The Times Free Press in Tennessee reports the first lawsuit (of what will likely be many) was filed in connection with an elementary school bus accident that killed five students and injured dozens more. The driver is facing criminal charges, and there is speculation his actions were intentional.The civil lawsuit, filed by an 8-year-old passenger and his mother, names as defendants the driver and the driver’s private contractor employer. The school district is not named as a defendant.
Plaintiff alleges defendant driver was operating the vehicle in a negligent and careless fashion, causing the collision that resulted in plaintiff’s injuries. The driver’s employer is vicariously liable based on the legal doctrine of respondeat superior (Latin for, “Let the master answer”). The lawsuit further alleges direct liability by the bus contractor for failure to ensure proper policies and procedures were in place that would make sure drivers were appropriately trained, supervised, investigated and disciplined.
The boy reportedly suffered serious injuries that may be permanent and will result in considerable medical and other expenses both now and in the future, according to the complaint. He has also reportedly suffered great emotional and mental trauma, and the lawsuit seeks damages for this, as well as physical pain and suffering. The lawsuit requests that a jury decide the amount the boy and his family should be awarded.
Authorities have said the driver, a 24-year-old with a previous record of traffic violations, was not on the designated school bus route that morning when he was speeding, lost control of the bus and swerved off the two-lane road, slamming into an elevated driveway and a mailbox. He then over-corrected and swerved to the left, striking a telephone pole and a large tree. Emergency officials spent two hours removing all the children who were trapped inside the bus.
The driver was arrested and has been charged with five counts of vehicular homicide, reckless driving and reckless endangerment. Authorities have clarified the driver was not under the influence of alcohol or drugs at the time of the crash.

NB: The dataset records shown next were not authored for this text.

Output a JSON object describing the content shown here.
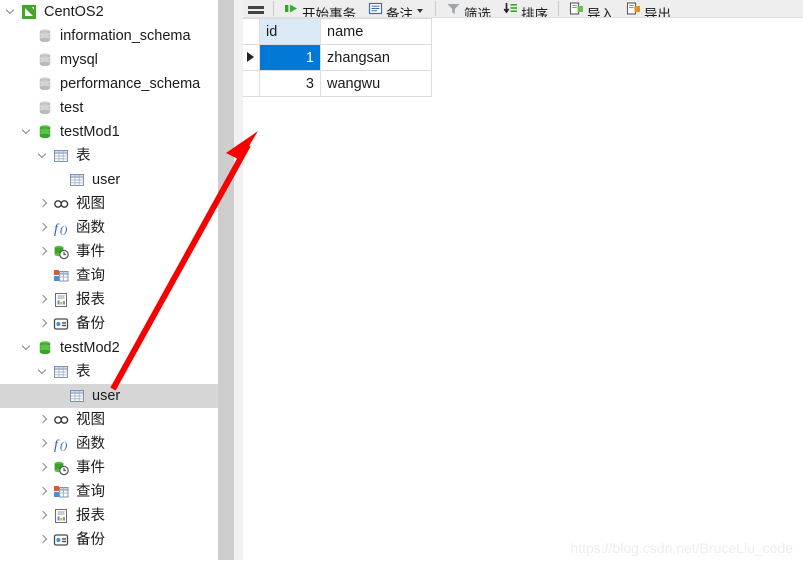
{
  "sidebar": {
    "scrollbar": {
      "name": "vertical-scrollbar"
    },
    "tree": [
      {
        "label": "CentOS2",
        "icon": "connection-icon",
        "indent": 0,
        "chevron": "open",
        "selected": false
      },
      {
        "label": "information_schema",
        "icon": "database-gray-icon",
        "indent": 1,
        "chevron": "none",
        "selected": false
      },
      {
        "label": "mysql",
        "icon": "database-gray-icon",
        "indent": 1,
        "chevron": "none",
        "selected": false
      },
      {
        "label": "performance_schema",
        "icon": "database-gray-icon",
        "indent": 1,
        "chevron": "none",
        "selected": false
      },
      {
        "label": "test",
        "icon": "database-gray-icon",
        "indent": 1,
        "chevron": "none",
        "selected": false
      },
      {
        "label": "testMod1",
        "icon": "database-green-icon",
        "indent": 1,
        "chevron": "open",
        "selected": false
      },
      {
        "label": "表",
        "icon": "table-folder-icon",
        "indent": 2,
        "chevron": "open",
        "selected": false
      },
      {
        "label": "user",
        "icon": "table-icon",
        "indent": 3,
        "chevron": "none",
        "selected": false
      },
      {
        "label": "视图",
        "icon": "view-icon",
        "indent": 2,
        "chevron": "closed",
        "selected": false
      },
      {
        "label": "函数",
        "icon": "function-icon",
        "indent": 2,
        "chevron": "closed",
        "selected": false
      },
      {
        "label": "事件",
        "icon": "event-icon",
        "indent": 2,
        "chevron": "closed",
        "selected": false
      },
      {
        "label": "查询",
        "icon": "query-icon",
        "indent": 2,
        "chevron": "none",
        "selected": false
      },
      {
        "label": "报表",
        "icon": "report-icon",
        "indent": 2,
        "chevron": "closed",
        "selected": false
      },
      {
        "label": "备份",
        "icon": "backup-icon",
        "indent": 2,
        "chevron": "closed",
        "selected": false
      },
      {
        "label": "testMod2",
        "icon": "database-green-icon",
        "indent": 1,
        "chevron": "open",
        "selected": false
      },
      {
        "label": "表",
        "icon": "table-folder-icon",
        "indent": 2,
        "chevron": "open",
        "selected": false
      },
      {
        "label": "user",
        "icon": "table-icon",
        "indent": 3,
        "chevron": "none",
        "selected": true
      },
      {
        "label": "视图",
        "icon": "view-icon",
        "indent": 2,
        "chevron": "closed",
        "selected": false
      },
      {
        "label": "函数",
        "icon": "function-icon",
        "indent": 2,
        "chevron": "closed",
        "selected": false
      },
      {
        "label": "事件",
        "icon": "event-icon",
        "indent": 2,
        "chevron": "closed",
        "selected": false
      },
      {
        "label": "查询",
        "icon": "query-icon",
        "indent": 2,
        "chevron": "closed",
        "selected": false
      },
      {
        "label": "报表",
        "icon": "report-icon",
        "indent": 2,
        "chevron": "closed",
        "selected": false
      },
      {
        "label": "备份",
        "icon": "backup-icon",
        "indent": 2,
        "chevron": "closed",
        "selected": false
      }
    ]
  },
  "toolbar": {
    "menu_label": "",
    "items": [
      {
        "label": "开始事务",
        "icon": "begin-transaction-icon",
        "caret": false
      },
      {
        "label": "备注",
        "icon": "note-icon",
        "caret": true
      },
      {
        "label": "筛选",
        "icon": "filter-icon",
        "caret": false
      },
      {
        "label": "排序",
        "icon": "sort-icon",
        "caret": false
      },
      {
        "label": "导入",
        "icon": "import-icon",
        "caret": false
      },
      {
        "label": "导出",
        "icon": "export-icon",
        "caret": false
      }
    ]
  },
  "grid": {
    "columns": [
      "id",
      "name"
    ],
    "rows": [
      {
        "id": "1",
        "name": "zhangsan",
        "current": true
      },
      {
        "id": "3",
        "name": "wangwu",
        "current": false
      }
    ],
    "selected_cell": {
      "row": 0,
      "column": "id"
    },
    "selection_color": "#0078d7"
  },
  "annotation": {
    "arrow_color": "#f80000",
    "arrow_name": "red-pointer-arrow"
  },
  "watermark": {
    "text": "https://blog.csdn.net/BruceLiu_code"
  }
}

Two months earlier, this same driver crashed another bus, but was not cited by police in that incident. The collision was supposed to have been reported to the transportation manager of the school district, per the board’s policy. However, it appears that was not done.
The company that employed the driver has 13,700 school buses that it operates nationwide. It employs about that many drivers too. Although the company has a “satisfactory” rating from the Federal Motor Carrier Safety Administration, it has tallied 346 bus accidents in the last two years.
Bus accidents tend to make headlines, but they aren’t nearly as common as car accidents or truck accidents. School buses in particular are known to be relatively safe. But that can make it tough for a plaintiff to find an injury lawyer knowledgeable enough to take on the claim. In many cases, these matters are complicated by the fact that school districts, as government agencies, are protected under sovereign immunity statutes. That makes it difficult (but not impossible) to hold them liable. Private companies, of course, are generally not immune. However, any time there are numerous plaintiffs filing a substantially similar claim against the same defendant for the same incident, it can significantly lower the amount of compensation available from insurers. Having an experienced lawyer to advocate on your behalf is the best way to ensure your rights and interests are protected.
If you have been a victim of a traffic accident, call Chalik & Chalik at (954) 476-1000 or 1 (800) 873-9040.
First lawsuit filed in connection with Monday’s fatal bus crash, Nov. 23, 2016, By Kendi A. Rainwater, Times Free Press
More Blog Entries:
Report: MD Bus Driver in Fatal Crash Took Seizure Medication, Nov. 19, 2016, Miami Bus Accident Lawyer Blog